WHAT YOU SHOULD DO:
When you spot the word "Time" in a line of the data below, copy that line.

[[ DATA LISTING, beginning ]]

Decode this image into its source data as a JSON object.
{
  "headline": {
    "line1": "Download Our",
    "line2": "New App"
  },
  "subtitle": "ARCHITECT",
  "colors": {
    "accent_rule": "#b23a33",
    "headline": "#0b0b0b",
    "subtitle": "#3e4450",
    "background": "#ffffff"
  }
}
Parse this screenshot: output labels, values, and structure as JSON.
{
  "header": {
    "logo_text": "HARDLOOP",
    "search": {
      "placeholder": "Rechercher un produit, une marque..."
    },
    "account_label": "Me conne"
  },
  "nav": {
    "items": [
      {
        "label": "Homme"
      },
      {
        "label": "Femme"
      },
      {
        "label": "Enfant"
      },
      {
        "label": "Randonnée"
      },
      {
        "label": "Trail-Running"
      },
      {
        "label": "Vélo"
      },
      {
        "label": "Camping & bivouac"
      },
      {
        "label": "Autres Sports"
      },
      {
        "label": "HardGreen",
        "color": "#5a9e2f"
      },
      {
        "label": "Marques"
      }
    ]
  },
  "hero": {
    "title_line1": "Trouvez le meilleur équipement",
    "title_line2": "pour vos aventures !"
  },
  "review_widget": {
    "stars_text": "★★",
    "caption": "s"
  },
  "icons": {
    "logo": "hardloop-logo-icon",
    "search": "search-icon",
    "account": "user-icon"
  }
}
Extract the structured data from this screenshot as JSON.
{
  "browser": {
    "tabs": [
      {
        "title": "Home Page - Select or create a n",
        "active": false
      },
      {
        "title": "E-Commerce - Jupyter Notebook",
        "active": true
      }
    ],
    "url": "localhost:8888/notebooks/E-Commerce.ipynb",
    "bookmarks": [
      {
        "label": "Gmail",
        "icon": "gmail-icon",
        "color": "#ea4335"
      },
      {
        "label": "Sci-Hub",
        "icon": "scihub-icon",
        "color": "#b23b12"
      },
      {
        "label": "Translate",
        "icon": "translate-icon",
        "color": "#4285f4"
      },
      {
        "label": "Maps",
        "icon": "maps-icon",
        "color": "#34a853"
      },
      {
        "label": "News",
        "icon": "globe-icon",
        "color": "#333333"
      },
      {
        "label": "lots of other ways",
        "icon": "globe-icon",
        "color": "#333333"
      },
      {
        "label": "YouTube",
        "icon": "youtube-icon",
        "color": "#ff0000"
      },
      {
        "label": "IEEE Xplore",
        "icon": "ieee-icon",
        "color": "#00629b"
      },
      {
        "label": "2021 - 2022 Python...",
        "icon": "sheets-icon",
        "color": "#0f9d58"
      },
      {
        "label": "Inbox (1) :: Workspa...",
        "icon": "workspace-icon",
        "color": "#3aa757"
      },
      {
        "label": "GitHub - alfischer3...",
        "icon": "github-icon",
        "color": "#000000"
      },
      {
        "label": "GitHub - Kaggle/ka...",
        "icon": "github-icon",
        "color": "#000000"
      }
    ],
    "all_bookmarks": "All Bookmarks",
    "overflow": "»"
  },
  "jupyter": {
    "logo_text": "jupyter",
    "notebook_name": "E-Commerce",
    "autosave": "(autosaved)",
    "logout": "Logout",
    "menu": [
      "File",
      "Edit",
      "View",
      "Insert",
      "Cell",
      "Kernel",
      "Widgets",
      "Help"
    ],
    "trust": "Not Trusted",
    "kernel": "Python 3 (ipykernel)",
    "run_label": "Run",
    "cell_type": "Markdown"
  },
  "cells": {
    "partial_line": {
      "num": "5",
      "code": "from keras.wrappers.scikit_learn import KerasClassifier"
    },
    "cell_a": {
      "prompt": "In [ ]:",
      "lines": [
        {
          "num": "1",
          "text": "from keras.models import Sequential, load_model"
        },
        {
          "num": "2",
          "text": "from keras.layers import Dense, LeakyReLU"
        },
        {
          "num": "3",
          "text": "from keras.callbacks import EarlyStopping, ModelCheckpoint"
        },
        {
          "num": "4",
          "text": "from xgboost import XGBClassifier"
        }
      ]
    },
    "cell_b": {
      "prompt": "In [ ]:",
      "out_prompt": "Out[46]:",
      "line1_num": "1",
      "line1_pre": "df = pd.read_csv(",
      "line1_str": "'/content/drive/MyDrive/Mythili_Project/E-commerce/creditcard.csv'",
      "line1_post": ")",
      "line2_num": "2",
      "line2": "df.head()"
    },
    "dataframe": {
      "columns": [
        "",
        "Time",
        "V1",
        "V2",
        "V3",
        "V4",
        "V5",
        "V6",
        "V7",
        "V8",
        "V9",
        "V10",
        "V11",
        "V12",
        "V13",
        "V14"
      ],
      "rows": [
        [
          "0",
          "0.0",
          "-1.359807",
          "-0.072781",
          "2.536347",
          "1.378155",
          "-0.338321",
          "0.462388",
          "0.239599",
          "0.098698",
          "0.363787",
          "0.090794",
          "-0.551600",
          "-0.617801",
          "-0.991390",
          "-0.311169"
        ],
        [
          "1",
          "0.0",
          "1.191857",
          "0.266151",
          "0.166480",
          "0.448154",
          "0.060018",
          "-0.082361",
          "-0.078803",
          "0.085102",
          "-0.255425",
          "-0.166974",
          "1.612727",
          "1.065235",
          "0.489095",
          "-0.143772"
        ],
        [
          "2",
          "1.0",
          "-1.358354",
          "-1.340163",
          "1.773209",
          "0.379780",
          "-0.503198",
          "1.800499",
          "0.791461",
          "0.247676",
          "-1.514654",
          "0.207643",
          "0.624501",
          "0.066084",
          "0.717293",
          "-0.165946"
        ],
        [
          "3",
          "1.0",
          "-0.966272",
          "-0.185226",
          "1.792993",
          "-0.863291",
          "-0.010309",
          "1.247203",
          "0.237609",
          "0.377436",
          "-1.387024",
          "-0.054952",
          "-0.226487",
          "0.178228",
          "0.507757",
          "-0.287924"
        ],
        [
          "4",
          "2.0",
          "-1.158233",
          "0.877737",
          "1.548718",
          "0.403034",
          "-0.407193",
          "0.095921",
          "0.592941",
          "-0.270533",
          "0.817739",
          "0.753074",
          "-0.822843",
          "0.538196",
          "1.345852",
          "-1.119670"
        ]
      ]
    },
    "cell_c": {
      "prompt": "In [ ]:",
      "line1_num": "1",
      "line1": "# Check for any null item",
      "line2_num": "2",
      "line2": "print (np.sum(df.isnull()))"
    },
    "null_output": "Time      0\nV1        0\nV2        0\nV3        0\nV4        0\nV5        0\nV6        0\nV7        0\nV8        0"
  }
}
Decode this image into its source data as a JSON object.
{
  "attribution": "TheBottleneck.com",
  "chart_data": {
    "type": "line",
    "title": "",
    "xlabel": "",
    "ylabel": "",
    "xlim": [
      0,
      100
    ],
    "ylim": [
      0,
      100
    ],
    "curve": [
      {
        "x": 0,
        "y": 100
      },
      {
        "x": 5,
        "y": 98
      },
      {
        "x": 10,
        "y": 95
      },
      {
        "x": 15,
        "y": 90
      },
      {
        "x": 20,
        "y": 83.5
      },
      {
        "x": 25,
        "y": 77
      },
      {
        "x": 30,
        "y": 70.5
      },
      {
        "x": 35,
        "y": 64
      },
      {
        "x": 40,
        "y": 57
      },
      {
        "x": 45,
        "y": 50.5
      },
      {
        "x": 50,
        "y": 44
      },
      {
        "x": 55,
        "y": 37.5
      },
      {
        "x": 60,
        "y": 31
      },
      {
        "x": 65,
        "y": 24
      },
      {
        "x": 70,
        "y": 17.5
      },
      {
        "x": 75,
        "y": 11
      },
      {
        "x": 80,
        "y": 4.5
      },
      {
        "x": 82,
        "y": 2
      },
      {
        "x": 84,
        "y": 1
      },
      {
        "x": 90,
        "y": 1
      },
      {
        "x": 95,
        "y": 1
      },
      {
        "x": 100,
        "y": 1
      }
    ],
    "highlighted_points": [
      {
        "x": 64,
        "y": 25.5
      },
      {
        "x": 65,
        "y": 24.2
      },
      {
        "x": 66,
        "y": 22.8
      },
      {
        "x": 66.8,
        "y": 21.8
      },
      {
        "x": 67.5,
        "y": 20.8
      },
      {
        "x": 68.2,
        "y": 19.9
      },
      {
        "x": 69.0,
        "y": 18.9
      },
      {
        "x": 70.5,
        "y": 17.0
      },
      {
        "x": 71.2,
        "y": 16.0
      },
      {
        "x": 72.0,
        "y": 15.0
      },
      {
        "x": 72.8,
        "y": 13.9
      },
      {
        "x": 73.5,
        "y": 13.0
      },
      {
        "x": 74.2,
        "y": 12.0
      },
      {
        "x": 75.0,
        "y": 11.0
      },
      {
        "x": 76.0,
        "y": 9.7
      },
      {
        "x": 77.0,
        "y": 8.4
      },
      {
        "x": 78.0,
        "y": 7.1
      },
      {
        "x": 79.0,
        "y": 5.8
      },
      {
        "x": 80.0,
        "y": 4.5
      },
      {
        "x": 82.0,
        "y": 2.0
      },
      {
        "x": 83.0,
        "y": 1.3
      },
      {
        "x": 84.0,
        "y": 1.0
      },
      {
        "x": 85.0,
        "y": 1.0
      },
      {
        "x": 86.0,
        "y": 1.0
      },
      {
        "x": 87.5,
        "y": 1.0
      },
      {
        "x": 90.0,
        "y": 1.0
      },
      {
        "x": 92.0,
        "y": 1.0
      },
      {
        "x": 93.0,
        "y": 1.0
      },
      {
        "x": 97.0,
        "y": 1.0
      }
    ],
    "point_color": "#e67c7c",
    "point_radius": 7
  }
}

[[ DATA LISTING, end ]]

TASK SOLUTION:
        "Time",
    "null_output": "Time      0\nV1        0\nV2        0\nV3        0\nV4        0\nV5        0\nV6        0\nV7        0\nV8        0"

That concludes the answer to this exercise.